Oscars promise suspense and maybe some surprises
By Mary Milliken
LOS ANGELES (Reuters) - Hollywood's awards season reaches its apogee on Sunday at the 87th Academy Awards, where "Birdman" and "Boyhood" are locked in a battle for best picture and veteran actors are likely to grasp their first golden Oscar statuettes.
The film industry's biggest night will serve up its share of suspense as three top honors - best picture, best director and best actor - are proving hard to predict, even for the most seasoned experts.
But those nail-biters will come at the tail end of the three-hour ABC telecast from Hollywood's Dolby Theater, where first-time host Neil Patrick Harris will guide a show heavy on humor, magic and music from big names like Lady Gaga.
Hours before Hollywood's A-list celebrities were due to walk the famous red carpet, a plastic tent remained in place for possible rain showers.
News crews from around the world, in tuxedos and gowns, set up for a telecast that will be seen by hundreds of millions of people in 225 countries and territories.
Meryl Streep will be vying for an Oscar for a record 19th time, in the best supporting actress category. But most, including several of the favorites, are first-time contenders.
"It's been a long journey up to here," said Pawel Pawlikowski, director of "Ida," Poland's nominee for best foreign-language film. "Of course, it would be nice to win as well, but I'm not going to collapse if we don't."

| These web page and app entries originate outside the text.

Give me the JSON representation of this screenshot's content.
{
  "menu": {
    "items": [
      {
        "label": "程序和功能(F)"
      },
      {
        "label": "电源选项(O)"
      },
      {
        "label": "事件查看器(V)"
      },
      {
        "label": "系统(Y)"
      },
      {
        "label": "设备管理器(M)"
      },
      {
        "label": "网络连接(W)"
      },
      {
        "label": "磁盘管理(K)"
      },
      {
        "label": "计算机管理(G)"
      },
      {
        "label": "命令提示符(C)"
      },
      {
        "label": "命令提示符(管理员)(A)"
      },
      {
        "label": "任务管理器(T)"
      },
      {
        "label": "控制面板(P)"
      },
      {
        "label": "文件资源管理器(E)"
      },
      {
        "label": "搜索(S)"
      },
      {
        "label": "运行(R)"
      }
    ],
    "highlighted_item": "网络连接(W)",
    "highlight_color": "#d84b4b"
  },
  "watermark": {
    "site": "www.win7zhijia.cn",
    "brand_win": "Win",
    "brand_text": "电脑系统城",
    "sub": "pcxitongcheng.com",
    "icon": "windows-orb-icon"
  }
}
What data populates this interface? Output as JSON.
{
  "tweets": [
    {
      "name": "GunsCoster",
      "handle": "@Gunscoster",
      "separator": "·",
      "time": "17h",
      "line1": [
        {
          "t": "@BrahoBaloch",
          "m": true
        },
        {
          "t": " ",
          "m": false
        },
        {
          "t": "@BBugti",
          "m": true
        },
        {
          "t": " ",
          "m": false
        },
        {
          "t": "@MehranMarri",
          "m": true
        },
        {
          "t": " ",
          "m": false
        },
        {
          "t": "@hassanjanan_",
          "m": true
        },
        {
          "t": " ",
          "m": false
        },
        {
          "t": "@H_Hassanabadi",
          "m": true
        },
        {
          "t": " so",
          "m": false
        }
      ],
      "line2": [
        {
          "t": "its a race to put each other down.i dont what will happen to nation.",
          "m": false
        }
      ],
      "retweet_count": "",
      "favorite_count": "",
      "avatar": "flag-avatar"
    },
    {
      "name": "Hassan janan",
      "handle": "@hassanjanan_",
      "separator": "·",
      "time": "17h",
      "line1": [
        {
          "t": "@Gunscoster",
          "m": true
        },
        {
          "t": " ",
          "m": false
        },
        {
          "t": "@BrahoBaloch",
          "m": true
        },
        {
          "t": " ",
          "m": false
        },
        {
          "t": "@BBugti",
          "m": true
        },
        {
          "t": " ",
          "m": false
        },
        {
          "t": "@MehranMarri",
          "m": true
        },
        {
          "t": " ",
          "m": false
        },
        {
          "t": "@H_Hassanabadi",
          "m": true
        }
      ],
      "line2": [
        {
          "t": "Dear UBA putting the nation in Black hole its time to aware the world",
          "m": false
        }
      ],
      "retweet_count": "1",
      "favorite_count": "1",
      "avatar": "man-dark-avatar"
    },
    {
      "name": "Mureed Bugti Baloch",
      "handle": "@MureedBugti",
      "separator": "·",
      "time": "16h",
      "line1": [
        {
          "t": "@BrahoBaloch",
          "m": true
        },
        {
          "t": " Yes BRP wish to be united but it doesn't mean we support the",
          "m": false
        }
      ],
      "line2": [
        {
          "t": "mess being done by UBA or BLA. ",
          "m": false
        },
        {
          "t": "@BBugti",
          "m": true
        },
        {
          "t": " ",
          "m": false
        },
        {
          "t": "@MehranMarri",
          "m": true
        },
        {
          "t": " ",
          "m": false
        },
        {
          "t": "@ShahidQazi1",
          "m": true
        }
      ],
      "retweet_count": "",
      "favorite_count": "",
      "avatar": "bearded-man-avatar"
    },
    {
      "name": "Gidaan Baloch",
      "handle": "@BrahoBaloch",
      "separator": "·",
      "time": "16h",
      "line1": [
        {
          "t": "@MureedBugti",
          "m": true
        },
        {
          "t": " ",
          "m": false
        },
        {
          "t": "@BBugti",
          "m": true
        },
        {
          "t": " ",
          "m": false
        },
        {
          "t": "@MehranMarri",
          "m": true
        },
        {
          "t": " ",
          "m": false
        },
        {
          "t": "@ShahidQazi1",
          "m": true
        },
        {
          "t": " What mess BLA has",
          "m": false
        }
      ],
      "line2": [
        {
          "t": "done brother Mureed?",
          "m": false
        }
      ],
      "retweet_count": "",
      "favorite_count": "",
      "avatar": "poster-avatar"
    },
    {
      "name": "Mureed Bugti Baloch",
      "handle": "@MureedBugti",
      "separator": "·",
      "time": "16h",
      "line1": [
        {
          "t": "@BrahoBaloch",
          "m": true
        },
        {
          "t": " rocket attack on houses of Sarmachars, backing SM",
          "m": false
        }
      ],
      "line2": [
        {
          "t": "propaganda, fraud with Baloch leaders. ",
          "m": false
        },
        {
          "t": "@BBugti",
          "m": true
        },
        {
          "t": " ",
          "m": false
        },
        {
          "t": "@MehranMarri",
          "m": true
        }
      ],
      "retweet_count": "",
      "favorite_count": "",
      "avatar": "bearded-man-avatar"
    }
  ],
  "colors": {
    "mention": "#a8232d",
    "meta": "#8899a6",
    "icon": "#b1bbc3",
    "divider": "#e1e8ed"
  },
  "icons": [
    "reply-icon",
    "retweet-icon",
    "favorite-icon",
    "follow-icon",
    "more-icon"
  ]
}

In a sign of how the Oscars might be split, the Film Independent Spirit Awards for small-budget movies on Saturday crowned Alejandro G. Inarritu's show business satire "Birdman" as best feature and its star Michael Keaton took best male lead. Richard Linklater won best director for his coming-of-age tale "Boyhood," made over 12 years with the same actors. Continued...